[Directions]
Look through the entries below. Report each line that has the word "name" in it.

App and web page records

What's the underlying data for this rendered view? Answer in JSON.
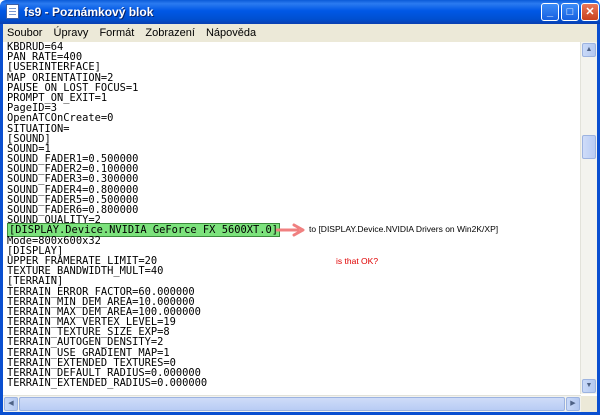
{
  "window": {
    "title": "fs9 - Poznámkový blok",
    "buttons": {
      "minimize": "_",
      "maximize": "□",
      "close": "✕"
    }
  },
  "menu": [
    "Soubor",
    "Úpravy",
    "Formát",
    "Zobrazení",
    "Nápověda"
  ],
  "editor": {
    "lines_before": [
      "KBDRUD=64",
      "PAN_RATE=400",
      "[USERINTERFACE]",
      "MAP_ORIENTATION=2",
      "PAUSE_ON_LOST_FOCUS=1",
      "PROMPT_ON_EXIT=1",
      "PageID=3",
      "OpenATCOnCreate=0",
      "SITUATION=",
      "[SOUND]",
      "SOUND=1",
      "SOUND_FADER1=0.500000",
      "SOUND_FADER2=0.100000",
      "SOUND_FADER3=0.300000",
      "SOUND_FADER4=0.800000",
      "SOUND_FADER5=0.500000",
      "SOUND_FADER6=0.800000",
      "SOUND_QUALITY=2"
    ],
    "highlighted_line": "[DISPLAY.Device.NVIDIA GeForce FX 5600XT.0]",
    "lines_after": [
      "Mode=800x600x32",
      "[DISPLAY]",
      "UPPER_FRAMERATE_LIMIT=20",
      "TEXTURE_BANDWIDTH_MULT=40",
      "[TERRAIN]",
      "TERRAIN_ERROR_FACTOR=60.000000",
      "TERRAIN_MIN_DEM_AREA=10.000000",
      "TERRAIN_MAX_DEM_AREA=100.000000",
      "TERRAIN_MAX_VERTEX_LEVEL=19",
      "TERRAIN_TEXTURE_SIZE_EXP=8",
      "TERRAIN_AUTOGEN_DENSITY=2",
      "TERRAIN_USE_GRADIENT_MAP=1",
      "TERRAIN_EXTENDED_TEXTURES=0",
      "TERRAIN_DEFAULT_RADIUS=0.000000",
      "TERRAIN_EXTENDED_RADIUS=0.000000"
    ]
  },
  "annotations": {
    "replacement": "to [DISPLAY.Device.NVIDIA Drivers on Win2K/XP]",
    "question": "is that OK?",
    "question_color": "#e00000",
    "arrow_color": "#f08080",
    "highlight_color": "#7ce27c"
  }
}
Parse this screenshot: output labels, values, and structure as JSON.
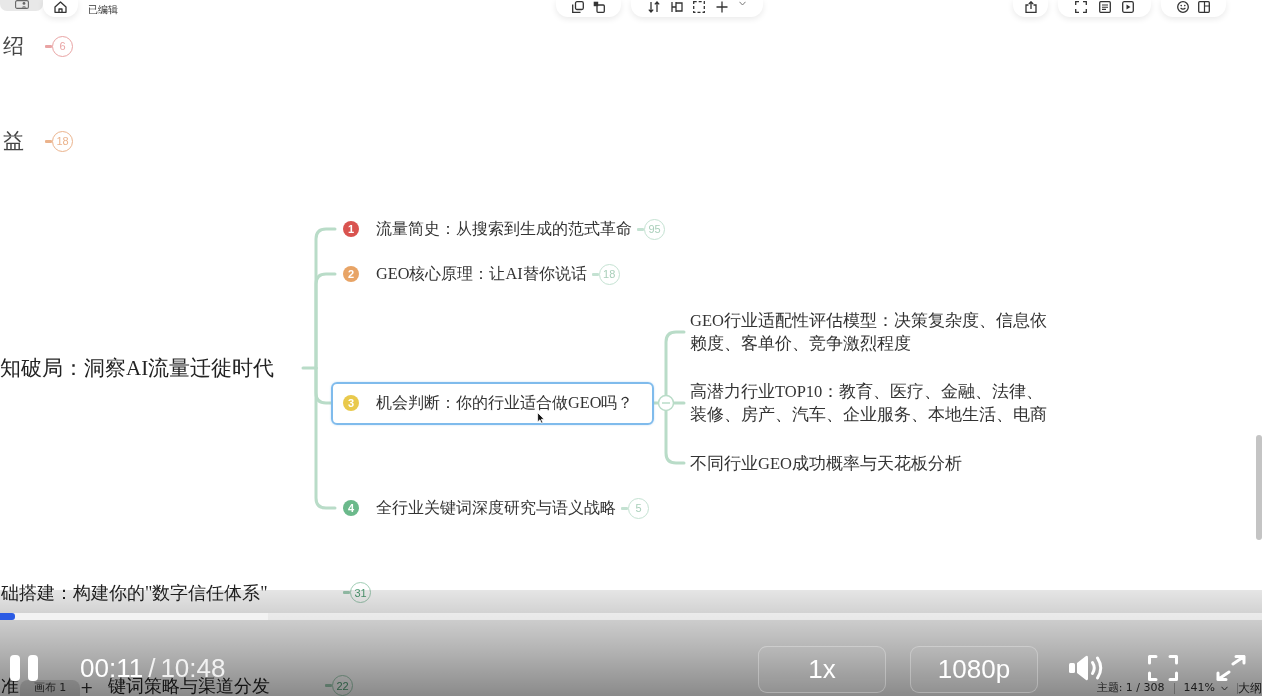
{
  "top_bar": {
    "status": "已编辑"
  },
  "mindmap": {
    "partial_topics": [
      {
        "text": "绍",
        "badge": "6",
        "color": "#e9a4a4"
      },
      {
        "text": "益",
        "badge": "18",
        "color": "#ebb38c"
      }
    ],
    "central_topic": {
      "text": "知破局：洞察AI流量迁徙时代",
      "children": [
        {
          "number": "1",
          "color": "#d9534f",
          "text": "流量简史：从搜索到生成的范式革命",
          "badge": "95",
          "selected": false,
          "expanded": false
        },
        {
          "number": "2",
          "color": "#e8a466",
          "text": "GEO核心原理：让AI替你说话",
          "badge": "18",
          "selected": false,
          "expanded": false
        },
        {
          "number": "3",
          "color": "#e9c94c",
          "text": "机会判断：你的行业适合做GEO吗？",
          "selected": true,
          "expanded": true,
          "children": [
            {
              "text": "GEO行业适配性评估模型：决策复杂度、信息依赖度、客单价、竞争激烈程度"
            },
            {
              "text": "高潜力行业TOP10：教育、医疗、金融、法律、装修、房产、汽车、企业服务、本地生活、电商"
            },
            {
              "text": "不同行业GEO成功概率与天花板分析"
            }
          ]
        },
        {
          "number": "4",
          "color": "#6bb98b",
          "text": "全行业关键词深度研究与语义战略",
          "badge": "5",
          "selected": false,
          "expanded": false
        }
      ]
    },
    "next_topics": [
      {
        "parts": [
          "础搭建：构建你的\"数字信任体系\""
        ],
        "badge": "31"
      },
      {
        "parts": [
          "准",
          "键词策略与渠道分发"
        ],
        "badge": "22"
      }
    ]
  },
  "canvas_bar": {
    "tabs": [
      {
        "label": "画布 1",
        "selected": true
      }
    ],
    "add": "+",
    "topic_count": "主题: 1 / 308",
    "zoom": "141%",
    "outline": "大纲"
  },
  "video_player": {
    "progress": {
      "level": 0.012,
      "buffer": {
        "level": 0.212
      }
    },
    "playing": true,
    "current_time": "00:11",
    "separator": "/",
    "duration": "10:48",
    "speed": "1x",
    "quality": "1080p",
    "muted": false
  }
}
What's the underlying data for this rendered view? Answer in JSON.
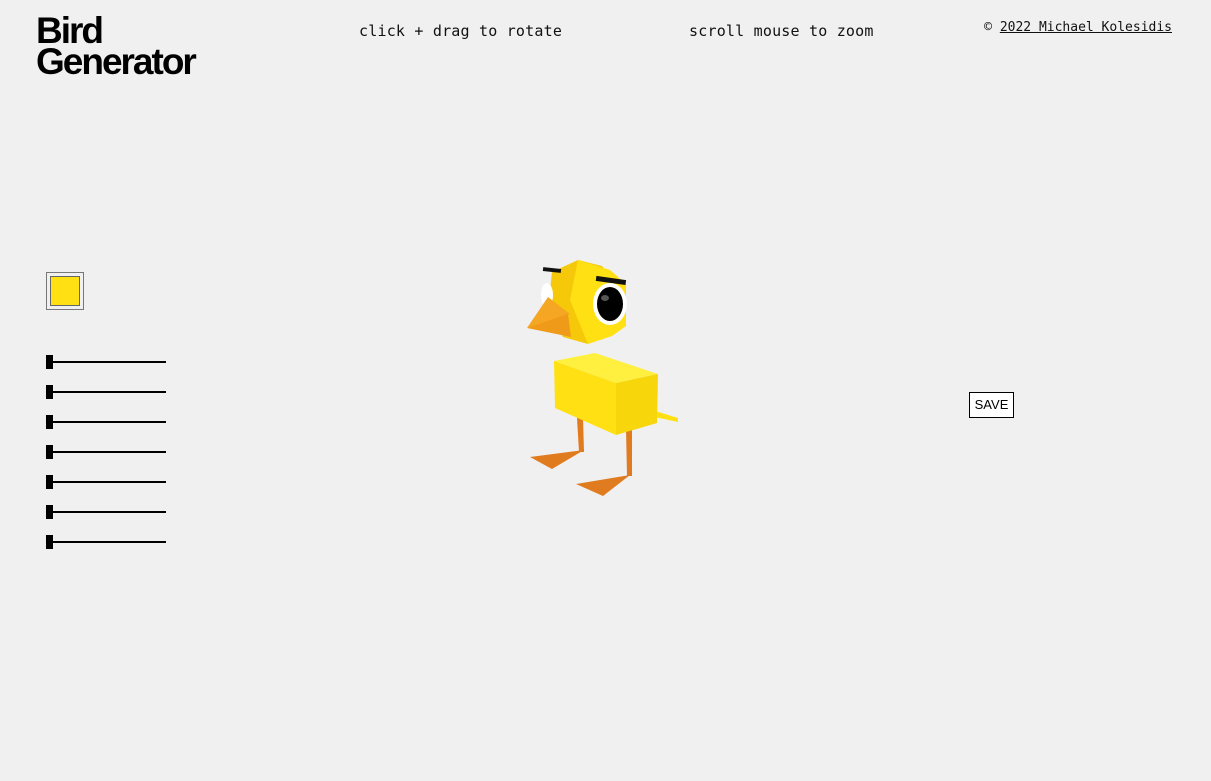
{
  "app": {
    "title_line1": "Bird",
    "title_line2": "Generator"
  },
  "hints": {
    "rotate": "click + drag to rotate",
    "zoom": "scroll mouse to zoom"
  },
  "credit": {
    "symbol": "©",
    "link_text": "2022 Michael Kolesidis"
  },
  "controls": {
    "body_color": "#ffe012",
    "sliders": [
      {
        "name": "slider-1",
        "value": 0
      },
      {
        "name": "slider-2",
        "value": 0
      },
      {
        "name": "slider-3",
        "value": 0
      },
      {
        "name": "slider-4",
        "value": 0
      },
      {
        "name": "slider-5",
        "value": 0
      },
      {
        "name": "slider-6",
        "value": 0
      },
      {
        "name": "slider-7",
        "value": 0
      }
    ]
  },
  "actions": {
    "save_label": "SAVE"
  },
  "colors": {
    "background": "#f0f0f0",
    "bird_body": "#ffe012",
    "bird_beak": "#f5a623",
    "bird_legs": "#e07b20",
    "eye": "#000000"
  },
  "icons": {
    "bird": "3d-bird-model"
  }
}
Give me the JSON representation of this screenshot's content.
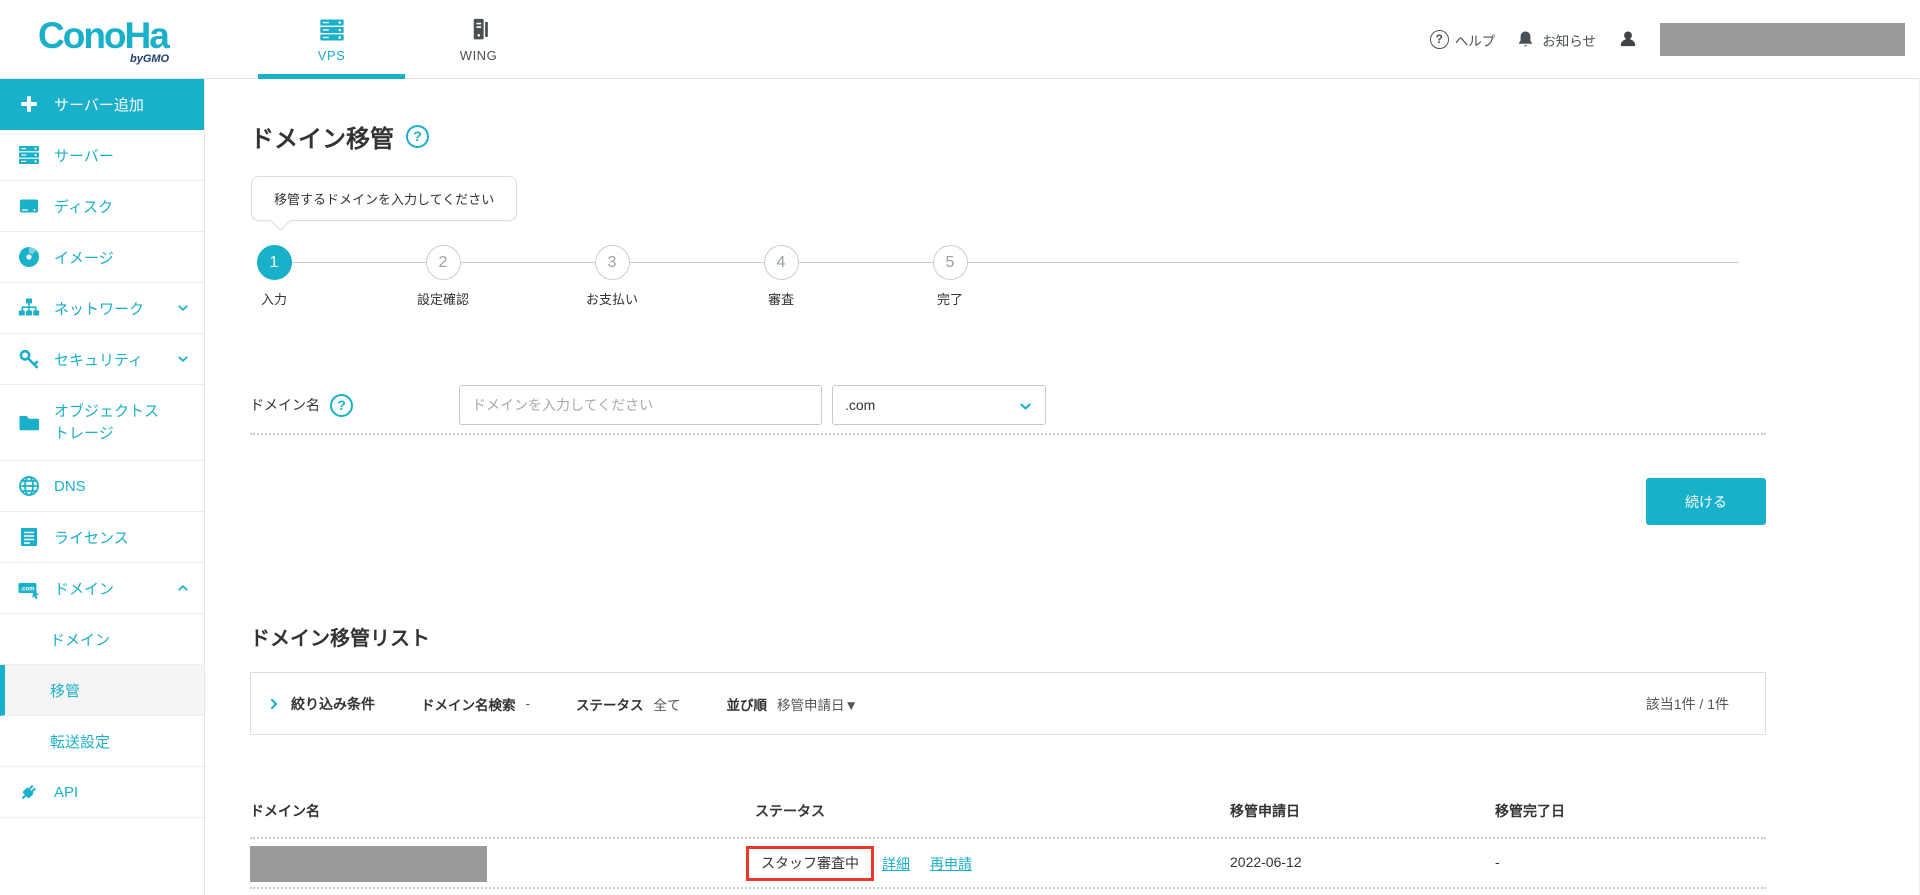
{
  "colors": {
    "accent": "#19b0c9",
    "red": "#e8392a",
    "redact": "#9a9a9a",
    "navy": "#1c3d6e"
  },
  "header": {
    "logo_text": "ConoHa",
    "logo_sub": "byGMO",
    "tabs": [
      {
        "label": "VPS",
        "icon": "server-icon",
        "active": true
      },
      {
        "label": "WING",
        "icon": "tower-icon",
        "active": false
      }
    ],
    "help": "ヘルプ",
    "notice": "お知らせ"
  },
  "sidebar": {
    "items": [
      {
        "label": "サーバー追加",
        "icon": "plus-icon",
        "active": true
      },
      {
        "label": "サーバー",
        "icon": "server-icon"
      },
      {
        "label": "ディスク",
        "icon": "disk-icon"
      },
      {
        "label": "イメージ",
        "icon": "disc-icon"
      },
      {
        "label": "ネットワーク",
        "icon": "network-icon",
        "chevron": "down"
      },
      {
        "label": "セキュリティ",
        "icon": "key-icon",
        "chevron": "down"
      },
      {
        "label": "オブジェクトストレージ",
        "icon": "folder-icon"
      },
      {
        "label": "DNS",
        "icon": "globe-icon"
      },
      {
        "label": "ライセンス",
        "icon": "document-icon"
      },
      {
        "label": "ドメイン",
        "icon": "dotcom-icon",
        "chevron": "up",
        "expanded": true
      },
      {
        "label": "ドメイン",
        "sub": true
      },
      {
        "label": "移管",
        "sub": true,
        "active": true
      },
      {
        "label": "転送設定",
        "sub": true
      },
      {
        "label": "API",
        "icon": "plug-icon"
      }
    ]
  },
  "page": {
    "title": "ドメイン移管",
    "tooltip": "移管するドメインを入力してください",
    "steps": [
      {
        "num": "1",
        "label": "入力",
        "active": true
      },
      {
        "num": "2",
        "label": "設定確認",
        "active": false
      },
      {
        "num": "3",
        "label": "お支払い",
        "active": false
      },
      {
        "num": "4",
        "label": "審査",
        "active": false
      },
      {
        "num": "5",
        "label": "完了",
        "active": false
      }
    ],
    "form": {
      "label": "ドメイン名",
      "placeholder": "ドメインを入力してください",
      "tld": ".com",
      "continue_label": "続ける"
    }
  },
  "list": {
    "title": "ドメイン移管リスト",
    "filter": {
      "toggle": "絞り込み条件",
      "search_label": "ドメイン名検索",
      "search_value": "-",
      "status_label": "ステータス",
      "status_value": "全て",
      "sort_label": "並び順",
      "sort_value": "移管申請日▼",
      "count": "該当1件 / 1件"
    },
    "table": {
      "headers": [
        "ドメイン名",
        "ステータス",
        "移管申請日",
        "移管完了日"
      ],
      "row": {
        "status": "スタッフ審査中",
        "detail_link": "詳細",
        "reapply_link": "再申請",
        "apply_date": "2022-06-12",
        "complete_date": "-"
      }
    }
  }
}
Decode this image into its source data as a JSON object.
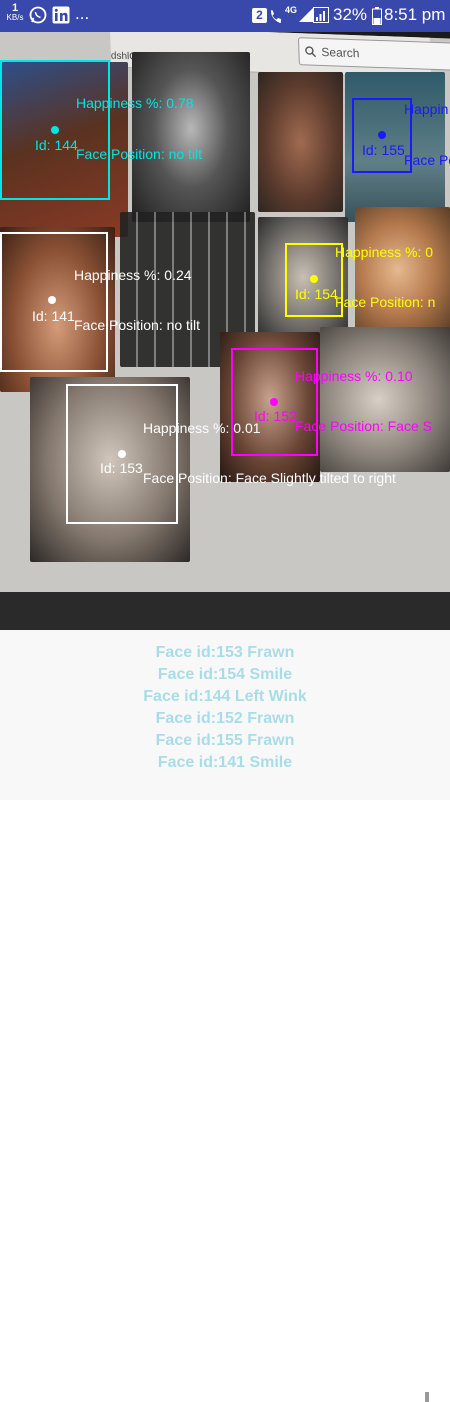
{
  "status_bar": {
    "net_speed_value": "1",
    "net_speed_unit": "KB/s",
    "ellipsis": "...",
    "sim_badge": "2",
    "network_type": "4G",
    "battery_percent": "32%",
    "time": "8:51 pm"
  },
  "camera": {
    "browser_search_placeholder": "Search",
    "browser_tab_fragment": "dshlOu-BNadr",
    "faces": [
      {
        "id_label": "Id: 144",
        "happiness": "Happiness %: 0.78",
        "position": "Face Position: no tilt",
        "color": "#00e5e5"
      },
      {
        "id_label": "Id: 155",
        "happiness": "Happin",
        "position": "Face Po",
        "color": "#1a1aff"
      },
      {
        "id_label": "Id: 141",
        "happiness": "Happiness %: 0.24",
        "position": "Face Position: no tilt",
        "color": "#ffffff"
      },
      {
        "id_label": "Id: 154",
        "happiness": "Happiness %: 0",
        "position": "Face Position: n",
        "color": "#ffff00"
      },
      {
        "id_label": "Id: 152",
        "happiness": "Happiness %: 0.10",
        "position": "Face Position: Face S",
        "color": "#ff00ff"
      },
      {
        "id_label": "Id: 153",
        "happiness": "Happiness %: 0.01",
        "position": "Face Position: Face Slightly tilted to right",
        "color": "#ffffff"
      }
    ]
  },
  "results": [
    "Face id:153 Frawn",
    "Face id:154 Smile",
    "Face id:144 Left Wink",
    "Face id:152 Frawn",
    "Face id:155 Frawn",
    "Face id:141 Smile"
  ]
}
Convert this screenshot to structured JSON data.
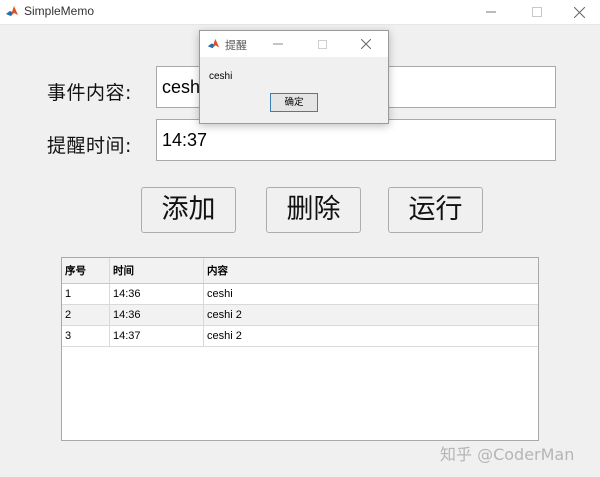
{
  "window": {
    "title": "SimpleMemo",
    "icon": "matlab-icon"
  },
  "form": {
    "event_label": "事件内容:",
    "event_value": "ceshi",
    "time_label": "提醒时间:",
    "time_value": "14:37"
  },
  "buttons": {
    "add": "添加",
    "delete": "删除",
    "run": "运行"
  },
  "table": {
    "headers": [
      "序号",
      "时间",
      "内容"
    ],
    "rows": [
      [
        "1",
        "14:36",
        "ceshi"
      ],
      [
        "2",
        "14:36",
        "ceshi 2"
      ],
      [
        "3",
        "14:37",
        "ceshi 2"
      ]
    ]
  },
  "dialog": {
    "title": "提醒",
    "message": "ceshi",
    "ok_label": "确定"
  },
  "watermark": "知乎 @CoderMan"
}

[Finished task]
        "name": "slider-1",
        "name": "slider-2",
        "name": "slider-3",
        "name": "slider-4",
        "name": "slider-5",
        "name": "slider-6",
        "name": "slider-7",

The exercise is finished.